    Within days of the House Benghazi Committee releasing the results of its investigation, we sort through the partisanship and reveal new facts never before reported. These new facts, provided by multiple Obama administration insiders, undercut claims by Obama officials as well as both Democrats and Republicans in Congress. https://www.youtube.com/watch?v=Rt_WzSNasG0
  • Charity Caught on Camera

    As an Indiana charity collected $7 million in donations, this undercover WTHR investigation exposed stunning mismanagement that violated public trust. Months of surveillance and undercover video revealed (literally) tons of food and donations intended for the homeless shelter never made it to the homeless at all. Instead, much of the food went directly to the charity’s leaders – some of the most respected and powerful clergy in the community – who took the food for themselves, their friends, their family members, and even for their pets. The managerial abuses, neglect and dangerous living conditions uncovered by WTHR’s 13 Investigates team prompted immediate resignations, ongoing local and state investigations, and significant changes to protect the charity’s homeless residents and its donors. http://www.wthr.com/tags/grant-county-rescue-mission-13-investigates
  • Canada’s Jewish Schindler

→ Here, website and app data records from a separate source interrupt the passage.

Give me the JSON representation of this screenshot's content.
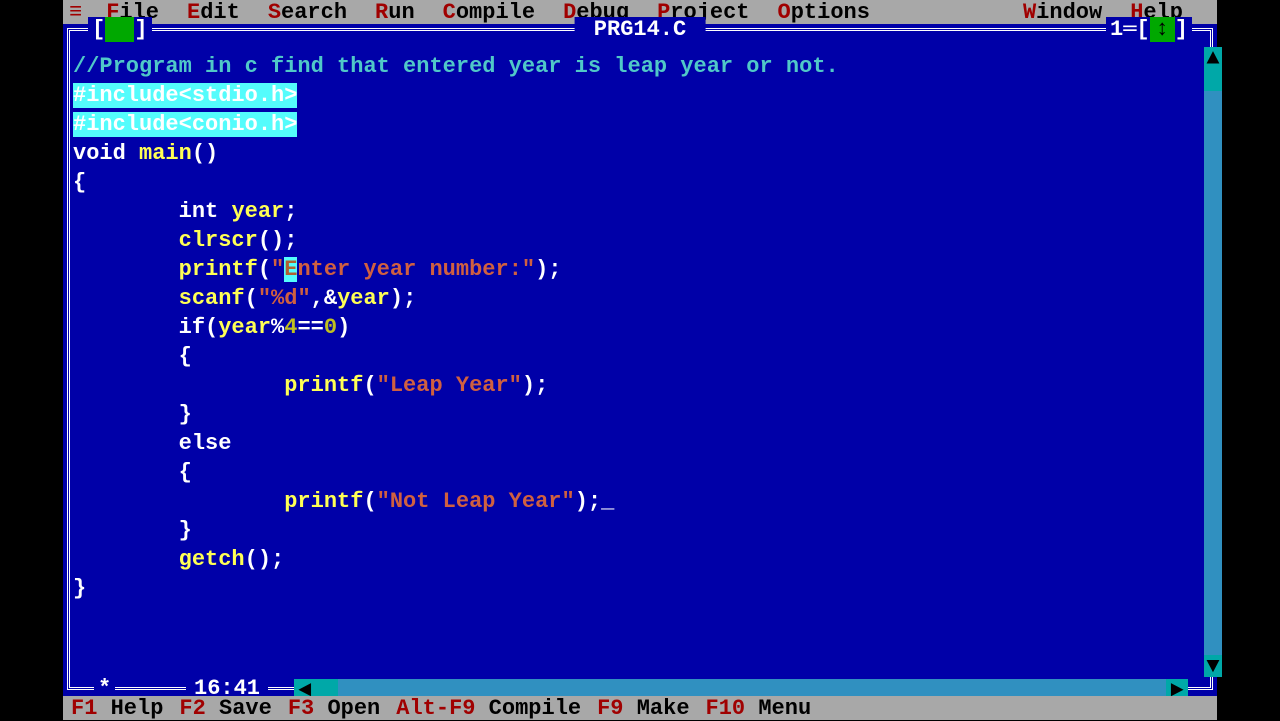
{
  "menubar": {
    "ctrl": "≡",
    "items": [
      {
        "hot": "F",
        "rest": "ile"
      },
      {
        "hot": "E",
        "rest": "dit"
      },
      {
        "hot": "S",
        "rest": "earch"
      },
      {
        "hot": "R",
        "rest": "un"
      },
      {
        "hot": "C",
        "rest": "ompile"
      },
      {
        "hot": "D",
        "rest": "ebug"
      },
      {
        "hot": "P",
        "rest": "roject"
      },
      {
        "hot": "O",
        "rest": "ptions"
      }
    ],
    "right_items": [
      {
        "hot": "W",
        "rest": "indow"
      },
      {
        "hot": "H",
        "rest": "elp"
      }
    ]
  },
  "window": {
    "title": "PRG14.C",
    "left_bracket": "[",
    "right_bracket": "]",
    "window_number": "1",
    "arrow": "↕",
    "modified": "*",
    "cursor_pos": "16:41"
  },
  "code": {
    "lines": [
      {
        "type": "comment",
        "text": "//Program in c find that entered year is leap year or not."
      },
      {
        "type": "pphl",
        "text": "#include<stdio.h>"
      },
      {
        "type": "pphl",
        "text": "#include<conio.h>"
      },
      {
        "type": "plain",
        "segs": [
          {
            "c": "kw",
            "t": "void "
          },
          {
            "c": "id",
            "t": "main"
          },
          {
            "c": "kw",
            "t": "()"
          }
        ]
      },
      {
        "type": "plain",
        "segs": [
          {
            "c": "kw",
            "t": "{"
          }
        ]
      },
      {
        "type": "plain",
        "indent": 8,
        "segs": [
          {
            "c": "kw",
            "t": "int "
          },
          {
            "c": "id",
            "t": "year"
          },
          {
            "c": "kw",
            "t": ";"
          }
        ]
      },
      {
        "type": "plain",
        "indent": 8,
        "segs": [
          {
            "c": "id",
            "t": "clrscr"
          },
          {
            "c": "kw",
            "t": "();"
          }
        ]
      },
      {
        "type": "plain",
        "indent": 8,
        "segs": [
          {
            "c": "id",
            "t": "printf"
          },
          {
            "c": "kw",
            "t": "("
          },
          {
            "c": "str",
            "t": "\""
          },
          {
            "c": "cur",
            "t": "E"
          },
          {
            "c": "str",
            "t": "nter year number:\""
          },
          {
            "c": "kw",
            "t": ");"
          }
        ]
      },
      {
        "type": "plain",
        "indent": 8,
        "segs": [
          {
            "c": "id",
            "t": "scanf"
          },
          {
            "c": "kw",
            "t": "("
          },
          {
            "c": "str",
            "t": "\"%d\""
          },
          {
            "c": "kw",
            "t": ",&"
          },
          {
            "c": "id",
            "t": "year"
          },
          {
            "c": "kw",
            "t": ");"
          }
        ]
      },
      {
        "type": "plain",
        "indent": 8,
        "segs": [
          {
            "c": "kw",
            "t": "if("
          },
          {
            "c": "id",
            "t": "year"
          },
          {
            "c": "kw",
            "t": "%"
          },
          {
            "c": "num",
            "t": "4"
          },
          {
            "c": "kw",
            "t": "=="
          },
          {
            "c": "num",
            "t": "0"
          },
          {
            "c": "kw",
            "t": ")"
          }
        ]
      },
      {
        "type": "plain",
        "indent": 8,
        "segs": [
          {
            "c": "kw",
            "t": "{"
          }
        ]
      },
      {
        "type": "plain",
        "indent": 16,
        "segs": [
          {
            "c": "id",
            "t": "printf"
          },
          {
            "c": "kw",
            "t": "("
          },
          {
            "c": "str",
            "t": "\"Leap Year\""
          },
          {
            "c": "kw",
            "t": ");"
          }
        ]
      },
      {
        "type": "plain",
        "indent": 8,
        "segs": [
          {
            "c": "kw",
            "t": "}"
          }
        ]
      },
      {
        "type": "plain",
        "indent": 8,
        "segs": [
          {
            "c": "kw",
            "t": "else"
          }
        ]
      },
      {
        "type": "plain",
        "indent": 8,
        "segs": [
          {
            "c": "kw",
            "t": "{"
          }
        ]
      },
      {
        "type": "plain",
        "indent": 16,
        "segs": [
          {
            "c": "id",
            "t": "printf"
          },
          {
            "c": "kw",
            "t": "("
          },
          {
            "c": "str",
            "t": "\"Not Leap Year\""
          },
          {
            "c": "kw",
            "t": ");_"
          }
        ]
      },
      {
        "type": "plain",
        "indent": 8,
        "segs": [
          {
            "c": "kw",
            "t": "}"
          }
        ]
      },
      {
        "type": "plain",
        "indent": 8,
        "segs": [
          {
            "c": "id",
            "t": "getch"
          },
          {
            "c": "kw",
            "t": "();"
          }
        ]
      },
      {
        "type": "plain",
        "segs": [
          {
            "c": "kw",
            "t": "}"
          }
        ]
      }
    ]
  },
  "status": {
    "items": [
      {
        "key": "F1",
        "label": " Help"
      },
      {
        "key": "F2",
        "label": " Save"
      },
      {
        "key": "F3",
        "label": " Open"
      },
      {
        "key": "Alt-F9",
        "label": " Compile"
      },
      {
        "key": "F9",
        "label": " Make"
      },
      {
        "key": "F10",
        "label": " Menu"
      }
    ]
  },
  "scroll": {
    "arrL": "◄",
    "arrR": "►",
    "arrU": "▲",
    "arrD": "▼"
  }
}
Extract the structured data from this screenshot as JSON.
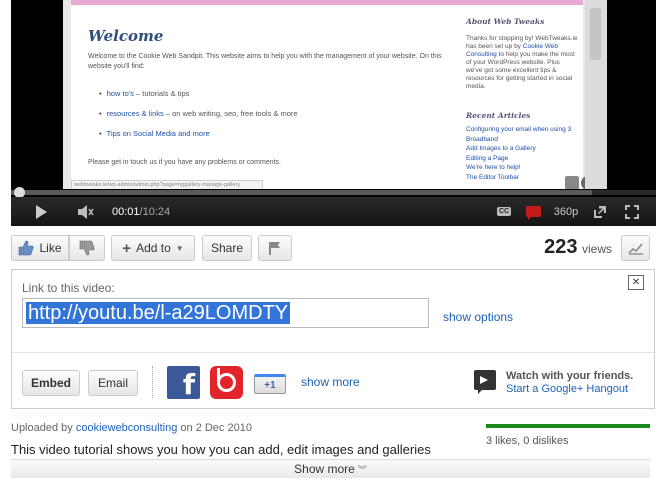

    VICE News' reporter Rachel Browne investigates the Liberation of Christian and Yazidi Children of Iraq, which claimed to be using the group's funds to rescue hundreds of Yazidi women and girls who had been captured as slaves by Islamic State militants in Iraq and Syria. Browne was the first person to report on their concerns and allegations that he was committing a fraud, and actually using his donation money to pay Yazidi families to say he rescued their family members.
  • Historic Flood: Houston’s Emergency Response

    Within days of historic flooding that left 8 people dead and parts of Houston devastated, the KPRC investigative team began digging for answers on the city’s emergency response to the hardest hit areas. Our primary focus started with the deaths of 3 citizens who were thrown into raging flood waters when a fire department rescue boat capsized. Our Open Records Request for the boat’s maintenance logs and emergency communications during that rescue yielded a shocking discovery about how unprepared firefighters were for this severe weather event. https://youtu.be/nDKfvSiujpI
  • Into the Mud

    “Into the Mud,” an online-only multimedia feature, documents — through deep reporting, video journalism, and still images — how the people who live on either side of the Stillaguamish Valley mudslide in March 2014 sprang into action, spearheading search, rescue and relief efforts. Local people emailed Seattle-based reporter Stacey Solie to thank her for what they saw as the only account that truly reflected their experience.
  • Boat Launch: Dark, Deadly and Unregulated

    A News Tribune investigation found that at least eight cars have plunged into the water at the Narrows Marina boat launch over the past 17 years. Four of 11 occupants were killed and another was left permanently disabled. The accidents involved many different types of people, and all the incidents involved similar conditions: Dark, rainy and high tide. Despite the deaths, the owner of the marina did little to improve safety at the boat launch and management even discouraged further media coverage of a rescue at the location. The News Tribune also found no local or state government regulations specific to boat launch facilities.
  • Project: Point of View, Humans and Disasters

    There are three underlying factors in this tragedy that resulted in the loss of hundreds of lives. In numerous ferry incidents that occurred around the world in the last 150 years, captains and crewmembers have had a higher survival rate than passengers. When facing the risk of death, crewmembers put their own survival ahead of their duty to rescue passengers as shown in studies. Why did the passengers on the Sewol Ferry act too late to escape from the sinking ship? Why were announcements made over the loudspeakers that kept ordering passengers to stay calmly in their cabins up until the point when the ferry was leaning heavily to one side?